September 11, 2007 - 20:42
|That's his good side.|
This cheerful, upbeat turn isn’t good. Oh, no. It’s decidedly bad. Why, you ask? Because every time a sober good guy suddenly gets giddy, it’s caused by a visit from the Foreshadowing Fairy. The good times for Johann Kraus won’t last. Just you wait, and in an issue or two, he’ll overestimate his own abilities, or get seriously injured, or slam Abe Sapien’s fingers in the minivan door, or SOMETHING. It’s how these things work.
Killing Ground #1’s best feature is its timeliness. B.P.R.D. series used to come out very infrequently, so it’s refreshing to see a new arc beginning a month after the last one ended. As geriatrics say, regularity is good.
Killing Ground #1 is a solid performance by writers Mike Mignola and John Arcudi. The pace is appropriate for a first issue, and opening the story in media res with an argument between Daimio and his BPRD buds contributes a sense of immediacy. The successive pages show Arcudi’s subtle, accomplished hand at character development.
Johan Kraus’ transformation from curvaceous ghost to blocky human offers a challenge to artist Guy Davis. Davis’ strong suit isn’t the human body; his most appealingly drawn character was always Johann. Lucky for Davis, this arc features a curvy, oddly proportioned Wendigo (a type of Canadian monster), and oddly proportioned is Davis’ forte.
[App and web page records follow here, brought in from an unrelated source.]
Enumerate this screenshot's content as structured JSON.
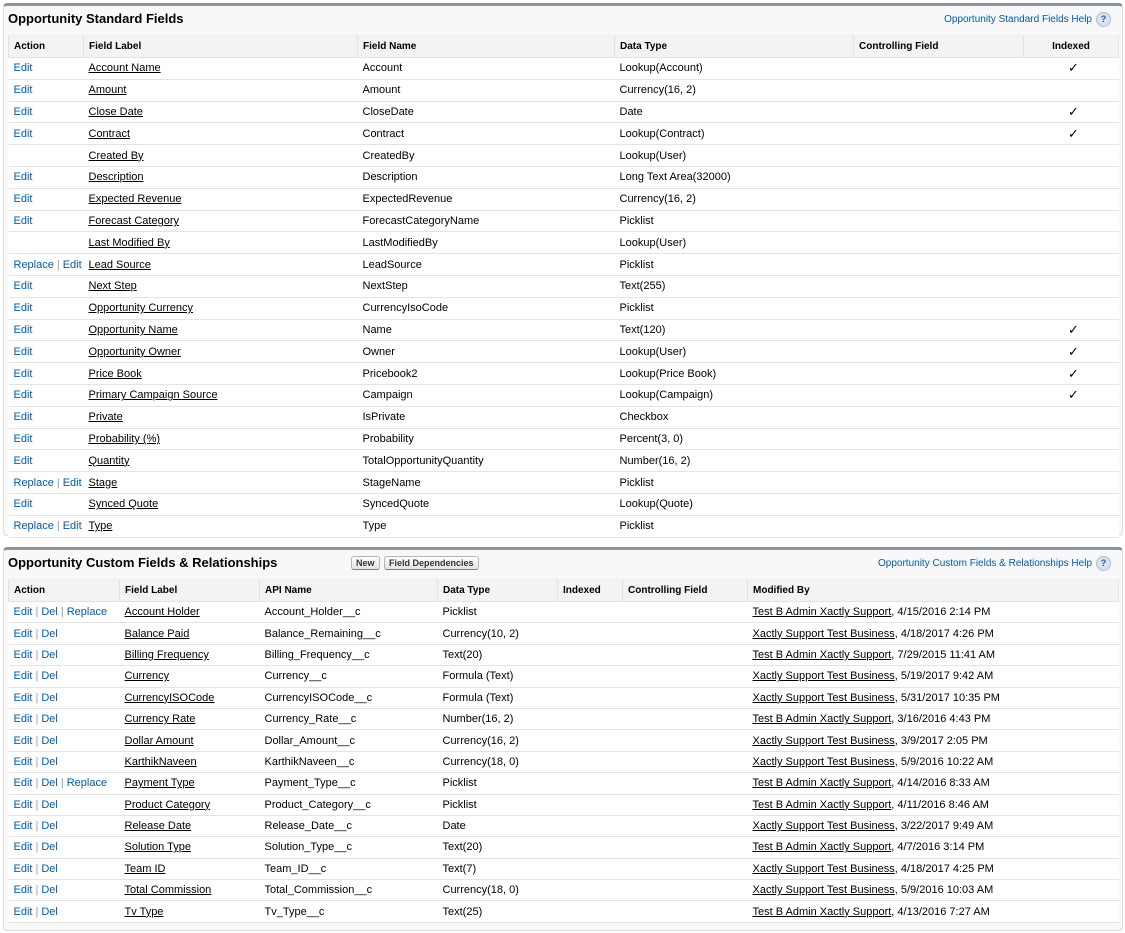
{
  "standard": {
    "title": "Opportunity Standard Fields",
    "help_link": "Opportunity Standard Fields Help",
    "help_icon": "?",
    "check_glyph": "✓",
    "columns": {
      "action": "Action",
      "field_label": "Field Label",
      "field_name": "Field Name",
      "data_type": "Data Type",
      "controlling_field": "Controlling Field",
      "indexed": "Indexed"
    },
    "rows": [
      {
        "actions": [
          "Edit"
        ],
        "label": "Account Name",
        "name": "Account",
        "type": "Lookup(Account)",
        "controlling": "",
        "indexed": true
      },
      {
        "actions": [
          "Edit"
        ],
        "label": "Amount",
        "name": "Amount",
        "type": "Currency(16, 2)",
        "controlling": "",
        "indexed": false
      },
      {
        "actions": [
          "Edit"
        ],
        "label": "Close Date",
        "name": "CloseDate",
        "type": "Date",
        "controlling": "",
        "indexed": true
      },
      {
        "actions": [
          "Edit"
        ],
        "label": "Contract",
        "name": "Contract",
        "type": "Lookup(Contract)",
        "controlling": "",
        "indexed": true
      },
      {
        "actions": [],
        "label": "Created By",
        "name": "CreatedBy",
        "type": "Lookup(User)",
        "controlling": "",
        "indexed": false
      },
      {
        "actions": [
          "Edit"
        ],
        "label": "Description",
        "name": "Description",
        "type": "Long Text Area(32000)",
        "controlling": "",
        "indexed": false
      },
      {
        "actions": [
          "Edit"
        ],
        "label": "Expected Revenue",
        "name": "ExpectedRevenue",
        "type": "Currency(16, 2)",
        "controlling": "",
        "indexed": false
      },
      {
        "actions": [
          "Edit"
        ],
        "label": "Forecast Category",
        "name": "ForecastCategoryName",
        "type": "Picklist",
        "controlling": "",
        "indexed": false
      },
      {
        "actions": [],
        "label": "Last Modified By",
        "name": "LastModifiedBy",
        "type": "Lookup(User)",
        "controlling": "",
        "indexed": false
      },
      {
        "actions": [
          "Replace",
          "Edit"
        ],
        "label": "Lead Source",
        "name": "LeadSource",
        "type": "Picklist",
        "controlling": "",
        "indexed": false
      },
      {
        "actions": [
          "Edit"
        ],
        "label": "Next Step",
        "name": "NextStep",
        "type": "Text(255)",
        "controlling": "",
        "indexed": false
      },
      {
        "actions": [
          "Edit"
        ],
        "label": "Opportunity Currency",
        "name": "CurrencyIsoCode",
        "type": "Picklist",
        "controlling": "",
        "indexed": false
      },
      {
        "actions": [
          "Edit"
        ],
        "label": "Opportunity Name",
        "name": "Name",
        "type": "Text(120)",
        "controlling": "",
        "indexed": true
      },
      {
        "actions": [
          "Edit"
        ],
        "label": "Opportunity Owner",
        "name": "Owner",
        "type": "Lookup(User)",
        "controlling": "",
        "indexed": true
      },
      {
        "actions": [
          "Edit"
        ],
        "label": "Price Book",
        "name": "Pricebook2",
        "type": "Lookup(Price Book)",
        "controlling": "",
        "indexed": true
      },
      {
        "actions": [
          "Edit"
        ],
        "label": "Primary Campaign Source",
        "name": "Campaign",
        "type": "Lookup(Campaign)",
        "controlling": "",
        "indexed": true
      },
      {
        "actions": [
          "Edit"
        ],
        "label": "Private",
        "name": "IsPrivate",
        "type": "Checkbox",
        "controlling": "",
        "indexed": false
      },
      {
        "actions": [
          "Edit"
        ],
        "label": "Probability (%)",
        "name": "Probability",
        "type": "Percent(3, 0)",
        "controlling": "",
        "indexed": false
      },
      {
        "actions": [
          "Edit"
        ],
        "label": "Quantity",
        "name": "TotalOpportunityQuantity",
        "type": "Number(16, 2)",
        "controlling": "",
        "indexed": false
      },
      {
        "actions": [
          "Replace",
          "Edit"
        ],
        "label": "Stage",
        "name": "StageName",
        "type": "Picklist",
        "controlling": "",
        "indexed": false
      },
      {
        "actions": [
          "Edit"
        ],
        "label": "Synced Quote",
        "name": "SyncedQuote",
        "type": "Lookup(Quote)",
        "controlling": "",
        "indexed": false
      },
      {
        "actions": [
          "Replace",
          "Edit"
        ],
        "label": "Type",
        "name": "Type",
        "type": "Picklist",
        "controlling": "",
        "indexed": false
      }
    ]
  },
  "custom": {
    "title": "Opportunity Custom Fields & Relationships",
    "new_button": "New",
    "dependencies_button": "Field Dependencies",
    "help_link": "Opportunity Custom Fields & Relationships Help",
    "help_icon": "?",
    "columns": {
      "action": "Action",
      "field_label": "Field Label",
      "api_name": "API Name",
      "data_type": "Data Type",
      "indexed": "Indexed",
      "controlling_field": "Controlling Field",
      "modified_by": "Modified By"
    },
    "rows": [
      {
        "actions": [
          "Edit",
          "Del",
          "Replace"
        ],
        "label": "Account Holder",
        "api": "Account_Holder__c",
        "type": "Picklist",
        "indexed": "",
        "controlling": "",
        "modified_by": "Test B Admin Xactly Support",
        "modified_at": ", 4/15/2016 2:14 PM"
      },
      {
        "actions": [
          "Edit",
          "Del"
        ],
        "label": "Balance Paid",
        "api": "Balance_Remaining__c",
        "type": "Currency(10, 2)",
        "indexed": "",
        "controlling": "",
        "modified_by": "Xactly Support Test Business",
        "modified_at": ", 4/18/2017 4:26 PM"
      },
      {
        "actions": [
          "Edit",
          "Del"
        ],
        "label": "Billing Frequency",
        "api": "Billing_Frequency__c",
        "type": "Text(20)",
        "indexed": "",
        "controlling": "",
        "modified_by": "Test B Admin Xactly Support",
        "modified_at": ", 7/29/2015 11:41 AM"
      },
      {
        "actions": [
          "Edit",
          "Del"
        ],
        "label": "Currency",
        "api": "Currency__c",
        "type": "Formula (Text)",
        "indexed": "",
        "controlling": "",
        "modified_by": "Xactly Support Test Business",
        "modified_at": ", 5/19/2017 9:42 AM"
      },
      {
        "actions": [
          "Edit",
          "Del"
        ],
        "label": "CurrencyISOCode",
        "api": "CurrencyISOCode__c",
        "type": "Formula (Text)",
        "indexed": "",
        "controlling": "",
        "modified_by": "Xactly Support Test Business",
        "modified_at": ", 5/31/2017 10:35 PM"
      },
      {
        "actions": [
          "Edit",
          "Del"
        ],
        "label": "Currency Rate",
        "api": "Currency_Rate__c",
        "type": "Number(16, 2)",
        "indexed": "",
        "controlling": "",
        "modified_by": "Test B Admin Xactly Support",
        "modified_at": ", 3/16/2016 4:43 PM"
      },
      {
        "actions": [
          "Edit",
          "Del"
        ],
        "label": "Dollar Amount",
        "api": "Dollar_Amount__c",
        "type": "Currency(16, 2)",
        "indexed": "",
        "controlling": "",
        "modified_by": "Xactly Support Test Business",
        "modified_at": ", 3/9/2017 2:05 PM"
      },
      {
        "actions": [
          "Edit",
          "Del"
        ],
        "label": "KarthikNaveen",
        "api": "KarthikNaveen__c",
        "type": "Currency(18, 0)",
        "indexed": "",
        "controlling": "",
        "modified_by": "Xactly Support Test Business",
        "modified_at": ", 5/9/2016 10:22 AM"
      },
      {
        "actions": [
          "Edit",
          "Del",
          "Replace"
        ],
        "label": "Payment Type",
        "api": "Payment_Type__c",
        "type": "Picklist",
        "indexed": "",
        "controlling": "",
        "modified_by": "Test B Admin Xactly Support",
        "modified_at": ", 4/14/2016 8:33 AM"
      },
      {
        "actions": [
          "Edit",
          "Del"
        ],
        "label": "Product Category",
        "api": "Product_Category__c",
        "type": "Picklist",
        "indexed": "",
        "controlling": "",
        "modified_by": "Test B Admin Xactly Support",
        "modified_at": ", 4/11/2016 8:46 AM"
      },
      {
        "actions": [
          "Edit",
          "Del"
        ],
        "label": "Release Date",
        "api": "Release_Date__c",
        "type": "Date",
        "indexed": "",
        "controlling": "",
        "modified_by": "Xactly Support Test Business",
        "modified_at": ", 3/22/2017 9:49 AM"
      },
      {
        "actions": [
          "Edit",
          "Del"
        ],
        "label": "Solution Type",
        "api": "Solution_Type__c",
        "type": "Text(20)",
        "indexed": "",
        "controlling": "",
        "modified_by": "Test B Admin Xactly Support",
        "modified_at": ", 4/7/2016 3:14 PM"
      },
      {
        "actions": [
          "Edit",
          "Del"
        ],
        "label": "Team ID",
        "api": "Team_ID__c",
        "type": "Text(7)",
        "indexed": "",
        "controlling": "",
        "modified_by": "Xactly Support Test Business",
        "modified_at": ", 4/18/2017 4:25 PM"
      },
      {
        "actions": [
          "Edit",
          "Del"
        ],
        "label": "Total Commission",
        "api": "Total_Commission__c",
        "type": "Currency(18, 0)",
        "indexed": "",
        "controlling": "",
        "modified_by": "Xactly Support Test Business",
        "modified_at": ", 5/9/2016 10:03 AM"
      },
      {
        "actions": [
          "Edit",
          "Del"
        ],
        "label": "Tv Type",
        "api": "Tv_Type__c",
        "type": "Text(25)",
        "indexed": "",
        "controlling": "",
        "modified_by": "Test B Admin Xactly Support",
        "modified_at": ", 4/13/2016 7:27 AM"
      }
    ]
  }
}
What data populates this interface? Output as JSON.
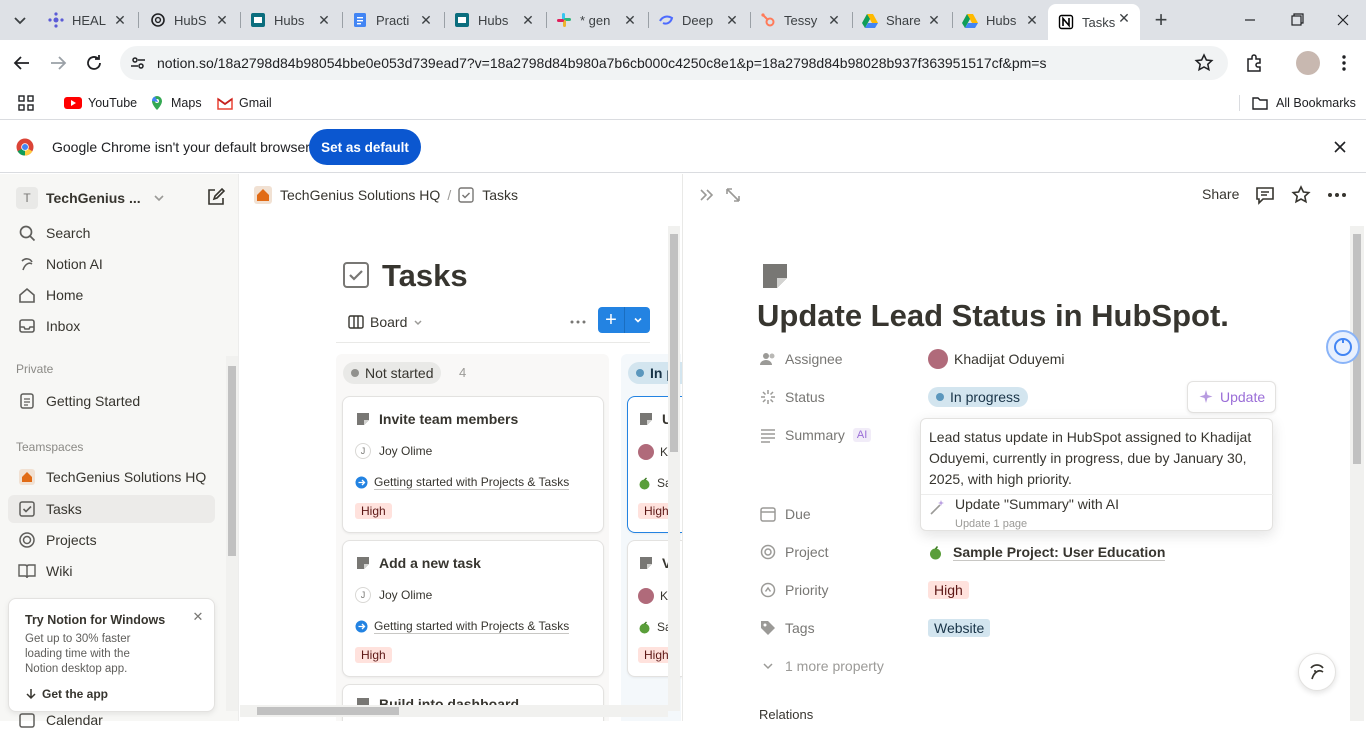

Worth the money? Definitely, for fans. The writing is strong enough to warrant a look for the casual reader, too.